Tuesday, April 20, 2010

The New Rome

I've always rued the fact that the USA modeled itself on Rome - blood, conquest, fraticide, wars, macho shows of power - instead of on, say, the Minoans who, from the evidence, were nature-loving, friendly, equal rights types (until we decode their language and find out some horrible truth). But Rome it is, and right now there's a big exhibit on the subject at the Constitution Center in Philadelphia. Like most of the exhibits I've seen there it's well researched, carefully presented, and under-attended.
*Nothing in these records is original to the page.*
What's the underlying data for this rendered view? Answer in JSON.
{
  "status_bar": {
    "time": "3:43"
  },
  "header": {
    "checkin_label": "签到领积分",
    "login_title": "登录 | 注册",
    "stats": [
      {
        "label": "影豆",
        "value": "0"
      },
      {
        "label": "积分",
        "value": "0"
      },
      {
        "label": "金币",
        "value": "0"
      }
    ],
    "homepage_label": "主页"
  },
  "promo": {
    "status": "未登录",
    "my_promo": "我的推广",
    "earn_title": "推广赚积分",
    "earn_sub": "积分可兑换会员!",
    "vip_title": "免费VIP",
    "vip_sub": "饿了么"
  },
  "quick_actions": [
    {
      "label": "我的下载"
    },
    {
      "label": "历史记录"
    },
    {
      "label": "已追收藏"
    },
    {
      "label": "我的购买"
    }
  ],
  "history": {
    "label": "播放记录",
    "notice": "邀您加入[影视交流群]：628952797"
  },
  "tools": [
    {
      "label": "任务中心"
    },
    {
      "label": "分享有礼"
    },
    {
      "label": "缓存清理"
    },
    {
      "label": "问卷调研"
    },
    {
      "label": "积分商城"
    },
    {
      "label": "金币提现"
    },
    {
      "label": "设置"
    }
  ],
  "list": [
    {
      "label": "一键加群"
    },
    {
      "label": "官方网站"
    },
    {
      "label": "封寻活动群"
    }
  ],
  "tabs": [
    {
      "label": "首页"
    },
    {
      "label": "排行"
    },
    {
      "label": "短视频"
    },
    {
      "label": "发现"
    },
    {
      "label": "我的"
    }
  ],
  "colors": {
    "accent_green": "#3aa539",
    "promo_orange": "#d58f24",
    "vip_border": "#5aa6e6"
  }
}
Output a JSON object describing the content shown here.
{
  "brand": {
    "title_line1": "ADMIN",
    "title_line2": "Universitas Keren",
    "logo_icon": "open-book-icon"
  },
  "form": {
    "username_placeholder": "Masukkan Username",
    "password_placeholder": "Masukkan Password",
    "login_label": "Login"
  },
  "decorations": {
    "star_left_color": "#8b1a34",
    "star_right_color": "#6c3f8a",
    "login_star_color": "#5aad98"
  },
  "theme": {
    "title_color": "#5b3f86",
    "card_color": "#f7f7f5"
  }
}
I was impressed by the offerings: books owned by Benjamin Franklin and John Adams, matching tortuous slave collars - one from the 1st century, one from the 18th, relics from Pompeii, including a huddled plaster body cast to give an all too human feel for the eruption of Mt. Vesuvius in 79 ce. I think the most intriguing classical reach was a silver tea service with a cream pitcher in the shape of an upside down Roman helmet.

The foundation story of the USA is interesting - much more David and Goliath than Romulus and Remus (thank God) but we'd be a whole different country without Rome - just as Rome would be nowhere without Greece and the Etruscans. The 'founding fathers' were for the most part educated, patrician men who identified with the ruling classes in the Roman Republic - like them they were landowners in an agricultural society, strong-willed men who prized character and rights for 'all men' - a category that rings hollow from our perspective as it left out women and people without property, not to mention, of course, slaves. When the new little republic created its icons in the late 18th century it looked to Rome: Busts of George Washington and Benjamin Franklin draped in togas, their faces serious and full of dignity in the strong, wizened Republican Roman model,  our great American eagle  -
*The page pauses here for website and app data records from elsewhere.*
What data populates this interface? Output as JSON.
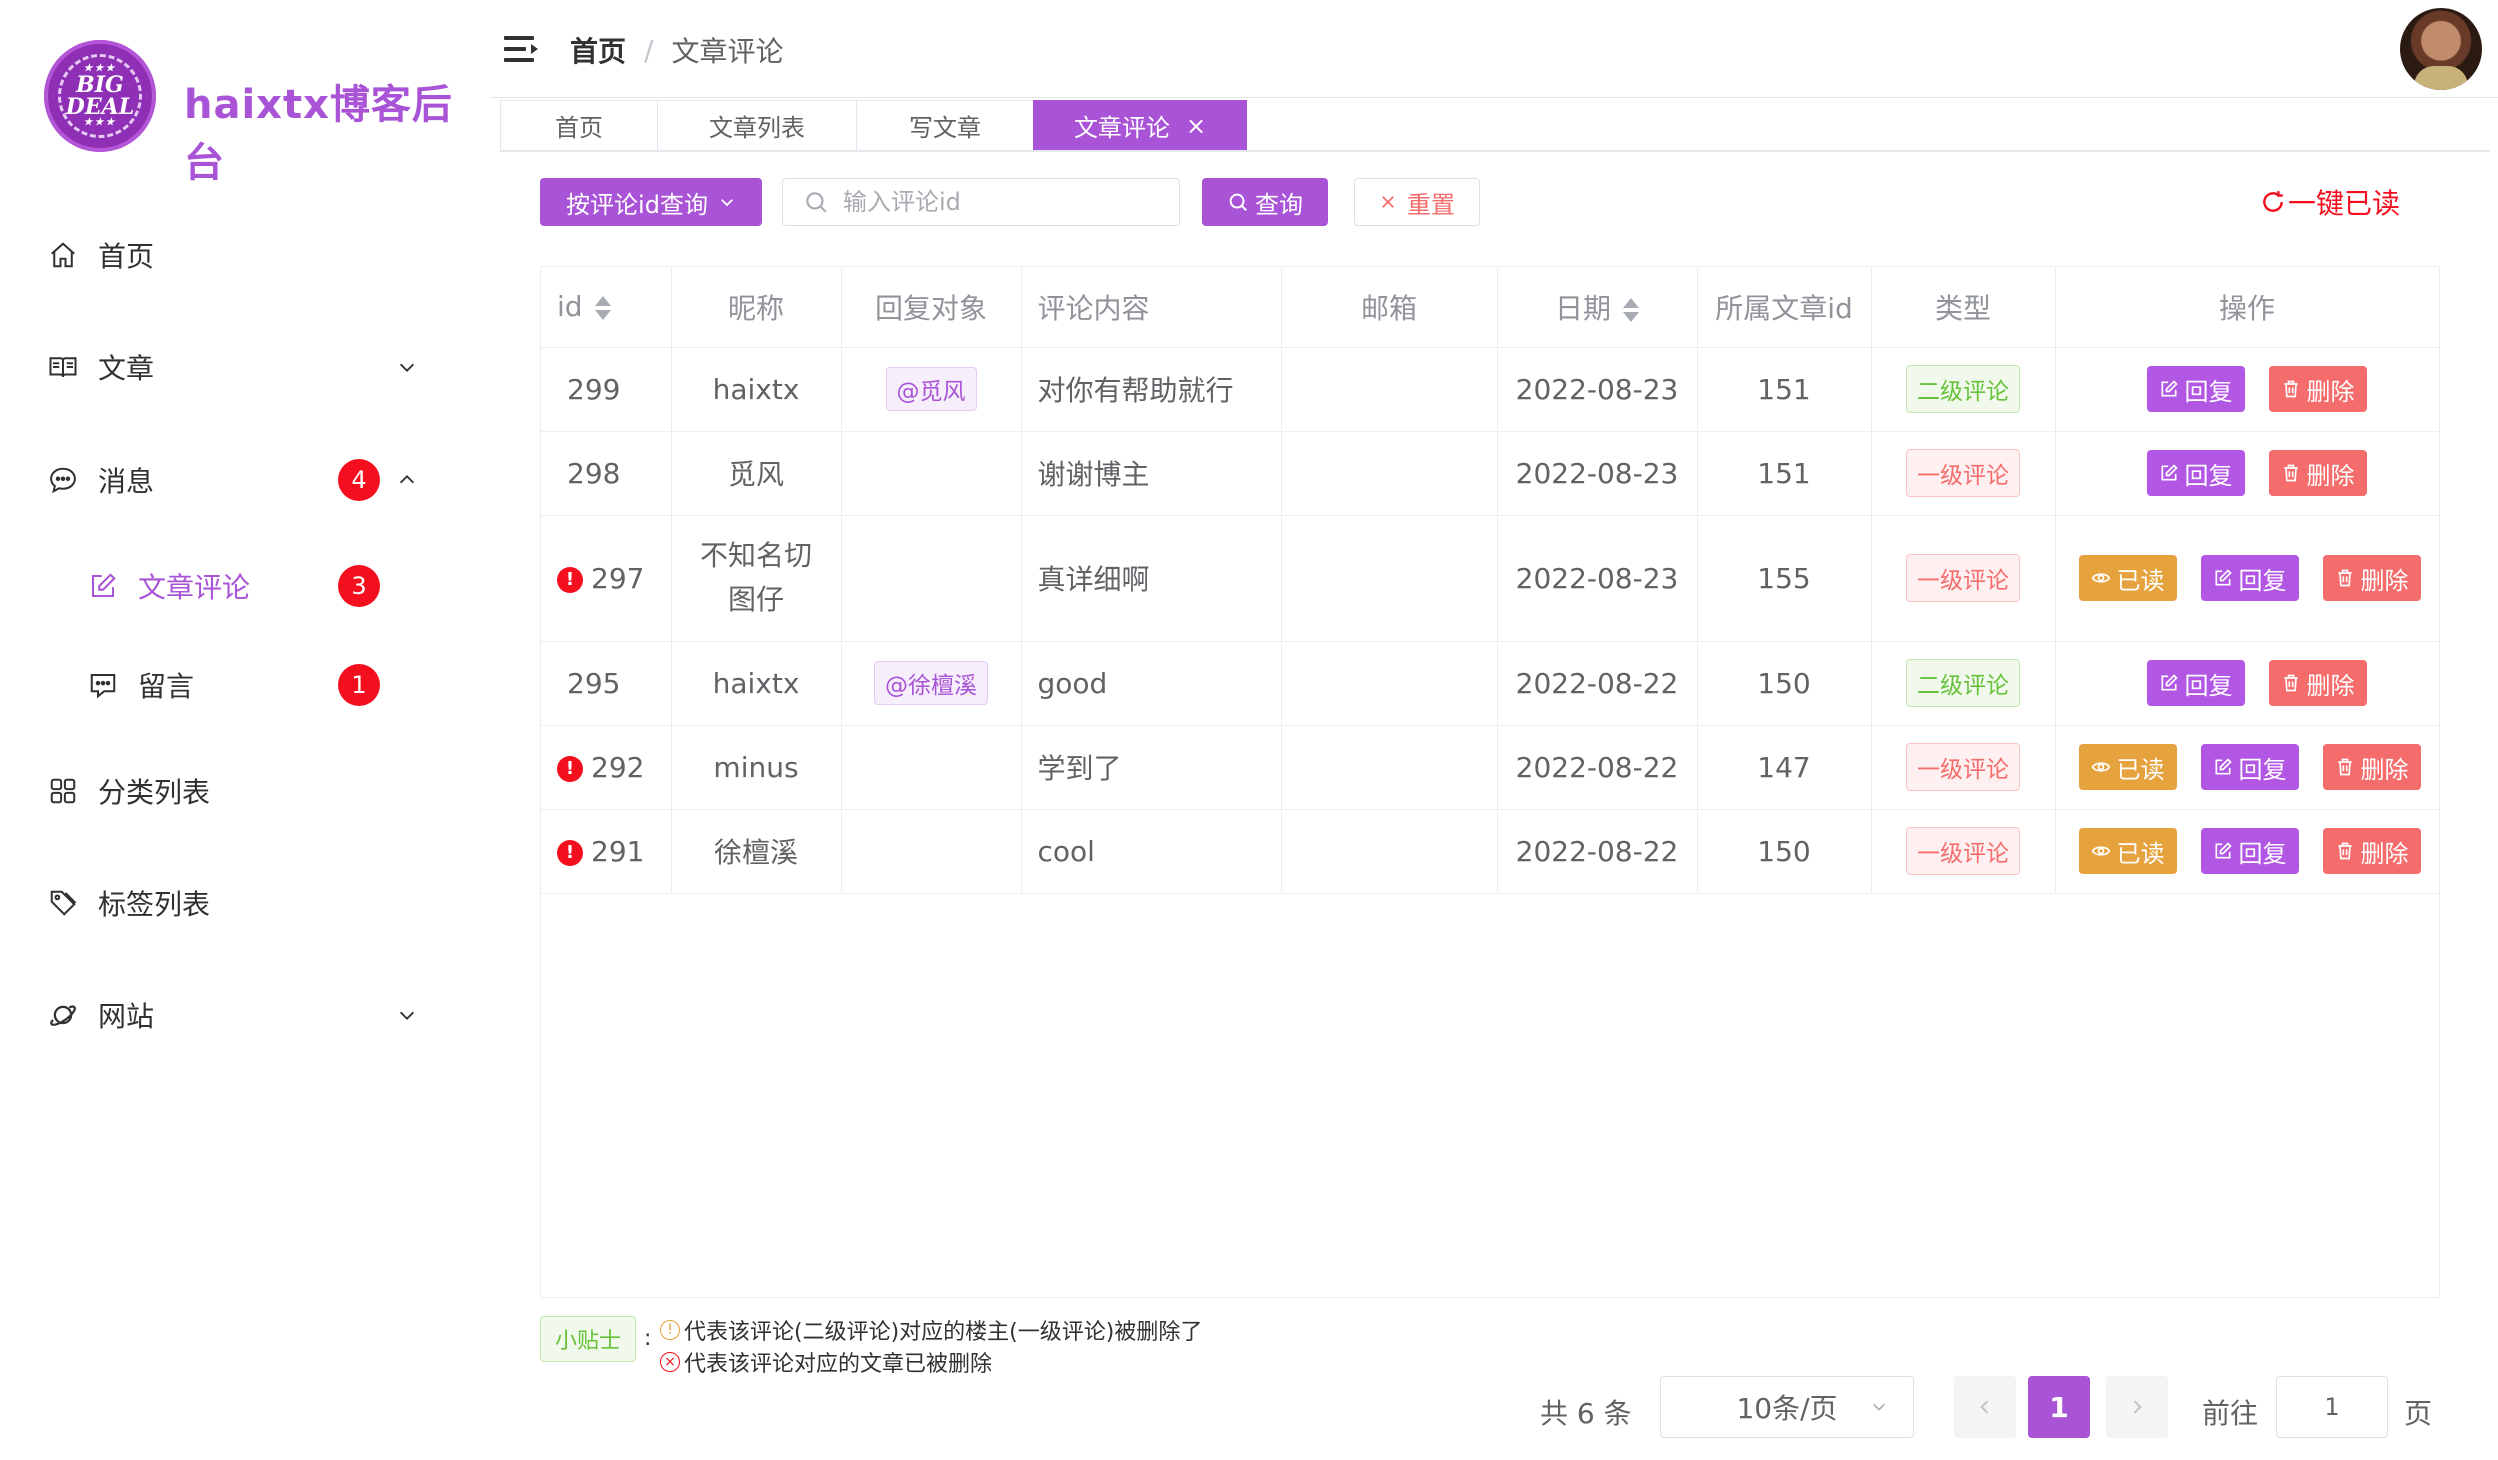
{
  "brand": {
    "logo_text_top": "BIG",
    "logo_text_bottom": "DEAL",
    "logo_stars": "★★★",
    "title": "haixtx博客后台"
  },
  "sidebar": {
    "items": [
      {
        "label": "首页",
        "icon": "home-icon"
      },
      {
        "label": "文章",
        "icon": "book-icon",
        "arrow": "down"
      },
      {
        "label": "消息",
        "icon": "chat-icon",
        "badge": "4",
        "arrow": "up"
      },
      {
        "label": "文章评论",
        "icon": "edit-icon",
        "badge": "3",
        "active": true
      },
      {
        "label": "留言",
        "icon": "message-icon",
        "badge": "1"
      },
      {
        "label": "分类列表",
        "icon": "grid-icon"
      },
      {
        "label": "标签列表",
        "icon": "tag-icon"
      },
      {
        "label": "网站",
        "icon": "planet-icon",
        "arrow": "down"
      }
    ]
  },
  "header": {
    "breadcrumb_home": "首页",
    "breadcrumb_sep": "/",
    "breadcrumb_current": "文章评论"
  },
  "tabs": [
    {
      "label": "首页"
    },
    {
      "label": "文章列表"
    },
    {
      "label": "写文章"
    },
    {
      "label": "文章评论",
      "active": true,
      "close": "×"
    }
  ],
  "toolbar": {
    "select_label": "按评论id查询",
    "search_placeholder": "输入评论id",
    "query_label": "查询",
    "reset_label": "重置",
    "mark_all_label": "一键已读"
  },
  "table": {
    "headers": [
      "id",
      "昵称",
      "回复对象",
      "评论内容",
      "邮箱",
      "日期",
      "所属文章id",
      "类型",
      "操作"
    ],
    "rows": [
      {
        "id": "299",
        "nickname": "haixtx",
        "reply_to": "@觅风",
        "content": "对你有帮助就行",
        "email": "",
        "date": "2022-08-23",
        "article_id": "151",
        "type": "二级评论",
        "level": 2,
        "unread": false
      },
      {
        "id": "298",
        "nickname": "觅风",
        "reply_to": "",
        "content": "谢谢博主",
        "email": "",
        "date": "2022-08-23",
        "article_id": "151",
        "type": "一级评论",
        "level": 1,
        "unread": false
      },
      {
        "id": "297",
        "nickname": "不知名切图仔",
        "reply_to": "",
        "content": "真详细啊",
        "email": "",
        "date": "2022-08-23",
        "article_id": "155",
        "type": "一级评论",
        "level": 1,
        "unread": true
      },
      {
        "id": "295",
        "nickname": "haixtx",
        "reply_to": "@徐檀溪",
        "content": "good",
        "email": "",
        "date": "2022-08-22",
        "article_id": "150",
        "type": "二级评论",
        "level": 2,
        "unread": false
      },
      {
        "id": "292",
        "nickname": "minus",
        "reply_to": "",
        "content": "学到了",
        "email": "",
        "date": "2022-08-22",
        "article_id": "147",
        "type": "一级评论",
        "level": 1,
        "unread": true
      },
      {
        "id": "291",
        "nickname": "徐檀溪",
        "reply_to": "",
        "content": "cool",
        "email": "",
        "date": "2022-08-22",
        "article_id": "150",
        "type": "一级评论",
        "level": 1,
        "unread": true
      }
    ],
    "unread_mark": "!",
    "actions": {
      "read": "已读",
      "reply": "回复",
      "delete": "删除"
    }
  },
  "tips": {
    "tag": "小贴士",
    "colon": ":",
    "line1": "代表该评论(二级评论)对应的楼主(一级评论)被删除了",
    "line2": "代表该评论对应的文章已被删除",
    "line1_icon": "!",
    "line2_icon": "×"
  },
  "pagination": {
    "total": "共 6 条",
    "page_size": "10条/页",
    "current_page": "1",
    "goto_label": "前往",
    "goto_value": "1",
    "page_suffix": "页"
  },
  "colors": {
    "accent": "#a953d6",
    "danger": "#f56c6c",
    "warning": "#e6a23c",
    "badge": "#f40f1e"
  }
}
yes a native species, but Rome used an eagle for its standard too.
The easiest and most obvious place to see the influence on Rome on American life and iconography is in architecture. As I walked out of the (modern) Constitution Center and headed home through the historical center of the city I passed endless examples of neo-classicism - the Second National Bank modeled on the Parthenon via Rome, an obelisk and a gravestone with draped figure in bas-relief, pediments and columns on the doors of colonial-era townhouses, Corinthian columns on Old Pine Street church and my local bank. You don't have to live in the 18th century to see Rome in your life - your bank probably has those columns too. Just as they did for the 'new' Republic, those columns, pediments, and sober forms speak of character, virtue, freedom from tyranny, and trust.